Twilight is supposedly what teenage girls want—look how popular it is! Popular forms tell us a lot about our collective desires and fears. I study Blackface Minstrelsy which was wildly popular for almost a hundred years and still has profound influence on musical and storytelling forms today. (See among many, Secret Life of Bees and Australia for recent incarnations.) Interestingly Blackface Minstrelsy was initially a “young (white) man’s form.” Minstrelsy’s popularity was aided by mass marketing and commodification. It was normalized and enjoyed uncritically. Minstrelsy also displaced other stories, other narratives—Native Americans, African Americans among others lost a public space for their world views. Minstrelsy and its prodigy are full of helpless young white women who define themselves through relations with violent, often bestial men. These men have terrifying power, but “love” these helpless young white women and use their terrifying power to save and protect them from a dangerous and frightening world.

Nicole Kidman’s character in Australia with her frilly underwear and ridiculous hats is the quintessential white woman ditz stumbling through the Outback, tripping over colonialism. Nicole is saved by a good, hunky colonial, played by Hugh Jackman, whose friends and lovers up to meeting Nicole have all been “black” Aboriginals. Jackman is viewed by the nasty white colonials as a practically black, uncivilized wild man (Tarzan?). Nicole tames him with her…frail white woman helplessness? After resisting her charms, Jackman sets aside his beastliness to make a family with her! Another fantasy romance, not unlike Twilight, although Hardwicke does a better job directing her material, never letting the story get out of control. However, while I am entertained by Twilight tapping into collective desire, I’m skeptical about what has been fashioned from that desire. There are myriad story possibilities to touch/tap young women’s desire and angst—I am curious to explore what Twilight tells about ourselves.

Two wonderful documentaries that I saw this year from the Media Education Foundation which explore the commodification of youthful desire in popular culture are: Sut Jhally’s Dream Worlds 3--Desire, Sex & Power in Music Video and Byron Hurt’s Hip-Hop: Beyond Beats & Rhymes, an examination of manhood, sexism, and homophobia in hip-hop culture.

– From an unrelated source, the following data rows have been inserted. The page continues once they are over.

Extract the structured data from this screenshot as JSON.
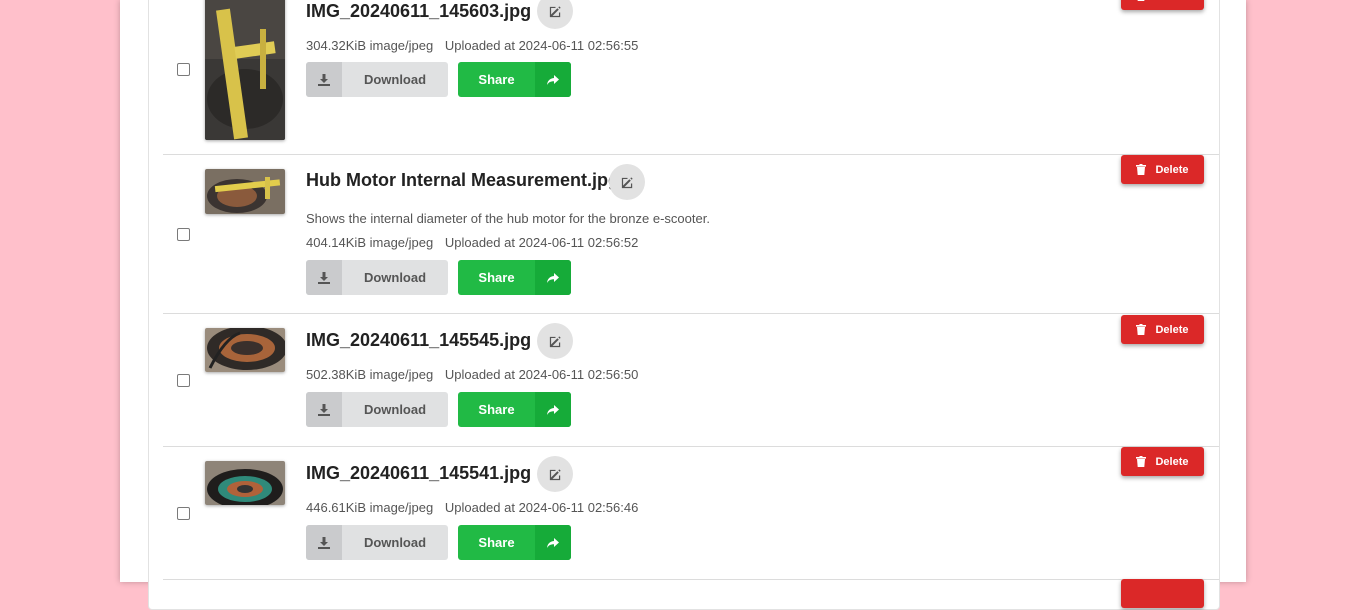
{
  "labels": {
    "download": "Download",
    "share": "Share",
    "delete": "Delete"
  },
  "files": [
    {
      "name": "IMG_20240611_145603.jpg",
      "description": "",
      "size": "304.32KiB",
      "mime": "image/jpeg",
      "uploaded": "Uploaded at 2024-06-11 02:56:55"
    },
    {
      "name": "Hub Motor Internal Measurement.jpg",
      "description": "Shows the internal diameter of the hub motor for the bronze e-scooter.",
      "size": "404.14KiB",
      "mime": "image/jpeg",
      "uploaded": "Uploaded at 2024-06-11 02:56:52"
    },
    {
      "name": "IMG_20240611_145545.jpg",
      "description": "",
      "size": "502.38KiB",
      "mime": "image/jpeg",
      "uploaded": "Uploaded at 2024-06-11 02:56:50"
    },
    {
      "name": "IMG_20240611_145541.jpg",
      "description": "",
      "size": "446.61KiB",
      "mime": "image/jpeg",
      "uploaded": "Uploaded at 2024-06-11 02:56:46"
    }
  ],
  "colors": {
    "background": "#ffc0cb",
    "share": "#21ba45",
    "delete": "#db2828"
  },
  "icons": {
    "edit": "edit-icon",
    "download": "download-icon",
    "share": "share-arrow-icon",
    "delete": "trash-icon"
  }
}
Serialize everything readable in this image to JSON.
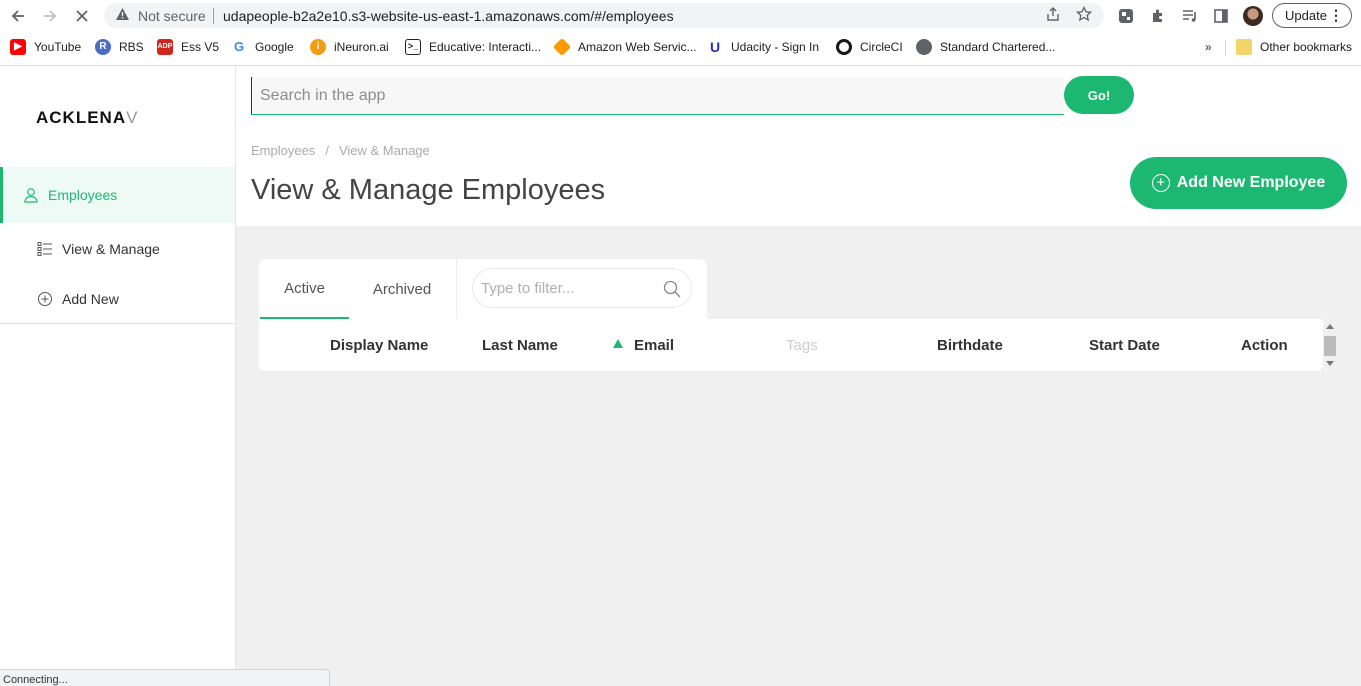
{
  "browser": {
    "security_label": "Not secure",
    "url": "udapeople-b2a2e10.s3-website-us-east-1.amazonaws.com/#/employees",
    "update_label": "Update",
    "status_text": "Connecting...",
    "bookmarks": [
      {
        "label": "YouTube",
        "icon": "youtube-icon",
        "color": "#ff0000"
      },
      {
        "label": "RBS",
        "icon": "lock-icon",
        "color": "#4285f4"
      },
      {
        "label": "Ess V5",
        "icon": "adp-icon",
        "color": "#d0271d"
      },
      {
        "label": "Google",
        "icon": "google-icon",
        "color": "#4285f4"
      },
      {
        "label": "iNeuron.ai",
        "icon": "ineuron-icon",
        "color": "#f39c12"
      },
      {
        "label": "Educative: Interacti...",
        "icon": "educative-icon",
        "color": "#333333"
      },
      {
        "label": "Amazon Web Servic...",
        "icon": "aws-icon",
        "color": "#ff9900"
      },
      {
        "label": "Udacity - Sign In",
        "icon": "udacity-icon",
        "color": "#02b3e4"
      },
      {
        "label": "CircleCI",
        "icon": "circleci-icon",
        "color": "#161616"
      },
      {
        "label": "Standard Chartered...",
        "icon": "globe-icon",
        "color": "#5f6368"
      }
    ],
    "overflow_label": "»",
    "other_bookmarks": "Other bookmarks"
  },
  "app": {
    "logo_main": "ACKLENA",
    "logo_fade": "V",
    "search_placeholder": "Search in the app",
    "go_label": "Go!",
    "sidebar": {
      "items": [
        {
          "label": "Employees",
          "icon": "user-icon",
          "active": true
        },
        {
          "label": "View & Manage",
          "icon": "list-icon",
          "active": false
        },
        {
          "label": "Add New",
          "icon": "plus-circle-icon",
          "active": false
        }
      ]
    },
    "breadcrumb": [
      "Employees",
      "View & Manage"
    ],
    "breadcrumb_sep": "/",
    "page_title": "View & Manage Employees",
    "add_employee_label": "Add New Employee",
    "tabs": [
      {
        "label": "Active",
        "active": true
      },
      {
        "label": "Archived",
        "active": false
      }
    ],
    "filter_placeholder": "Type to filter...",
    "table": {
      "columns": [
        "Display Name",
        "Last Name",
        "Email",
        "Tags",
        "Birthdate",
        "Start Date",
        "Action"
      ]
    },
    "accent_color": "#1cb871"
  }
}
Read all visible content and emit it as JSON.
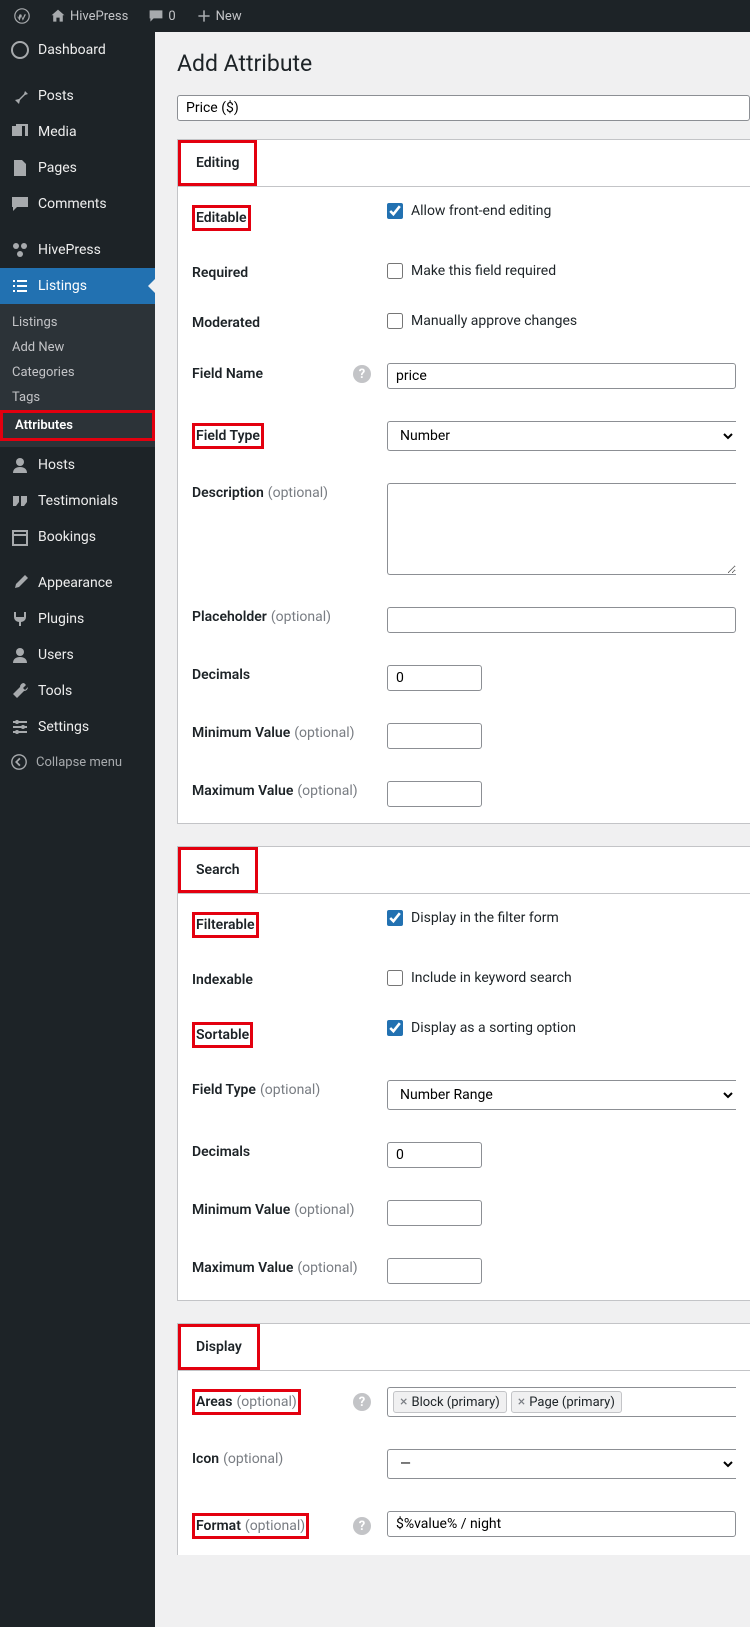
{
  "topbar": {
    "site_name": "HivePress",
    "comments_count": "0",
    "new_label": "New"
  },
  "sidebar": {
    "dashboard": "Dashboard",
    "posts": "Posts",
    "media": "Media",
    "pages": "Pages",
    "comments": "Comments",
    "hivepress": "HivePress",
    "listings": "Listings",
    "listings_sub": [
      "Listings",
      "Add New",
      "Categories",
      "Tags",
      "Attributes"
    ],
    "hosts": "Hosts",
    "testimonials": "Testimonials",
    "bookings": "Bookings",
    "appearance": "Appearance",
    "plugins": "Plugins",
    "users": "Users",
    "tools": "Tools",
    "settings": "Settings",
    "collapse": "Collapse menu"
  },
  "page": {
    "heading": "Add Attribute",
    "title_value": "Price ($)"
  },
  "editing": {
    "title": "Editing",
    "editable": {
      "label": "Editable",
      "chk": "Allow front-end editing"
    },
    "required": {
      "label": "Required",
      "chk": "Make this field required"
    },
    "moderated": {
      "label": "Moderated",
      "chk": "Manually approve changes"
    },
    "field_name": {
      "label": "Field Name",
      "value": "price"
    },
    "field_type": {
      "label": "Field Type",
      "value": "Number"
    },
    "description": {
      "label": "Description",
      "opt": "(optional)"
    },
    "placeholder": {
      "label": "Placeholder",
      "opt": "(optional)"
    },
    "decimals": {
      "label": "Decimals",
      "value": "0"
    },
    "min": {
      "label": "Minimum Value",
      "opt": "(optional)"
    },
    "max": {
      "label": "Maximum Value",
      "opt": "(optional)"
    }
  },
  "search": {
    "title": "Search",
    "filterable": {
      "label": "Filterable",
      "chk": "Display in the filter form"
    },
    "indexable": {
      "label": "Indexable",
      "chk": "Include in keyword search"
    },
    "sortable": {
      "label": "Sortable",
      "chk": "Display as a sorting option"
    },
    "field_type": {
      "label": "Field Type",
      "opt": "(optional)",
      "value": "Number Range"
    },
    "decimals": {
      "label": "Decimals",
      "value": "0"
    },
    "min": {
      "label": "Minimum Value",
      "opt": "(optional)"
    },
    "max": {
      "label": "Maximum Value",
      "opt": "(optional)"
    }
  },
  "display": {
    "title": "Display",
    "areas": {
      "label": "Areas",
      "opt": "(optional)",
      "tags": [
        "Block (primary)",
        "Page (primary)"
      ]
    },
    "icon": {
      "label": "Icon",
      "opt": "(optional)",
      "value": "—"
    },
    "format": {
      "label": "Format",
      "opt": "(optional)",
      "value": "$%value% / night"
    }
  }
}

Young Adult Fiction dazzled me this year. My favorites are: Gifts, Voices, and Powers by Ursula LeGuin, Shadow Speaker by Nnedi Okorafor-Mbachu, and Little Brother by Cory Doctorow. These books offer delicious writing and challenging stories—great reads! LeGuin, Okorafor-Mbachu, and Doctorow do not flinch from the horror and beauty of the societies we have created. The authors all focus on the powers we wield as agents of change even in deeply oppressive circumstances. They are bold, audacious books, offering a marvelous view of young people engaged in the glorious and difficult adventure of reinventing the world.

A playwright and professor of theatre at Smith College, Andrea has written, directed, and performed in many plays. She is also a novelist. In 2005 Aqueduct published her novel
Mindscape, which was nominated for the Philip K. Dick Award and named to the James Tiptree Award Honor List.

1 comment:

Josh said...

"Gangsta black man" is played by the inimitable Tiny Lister.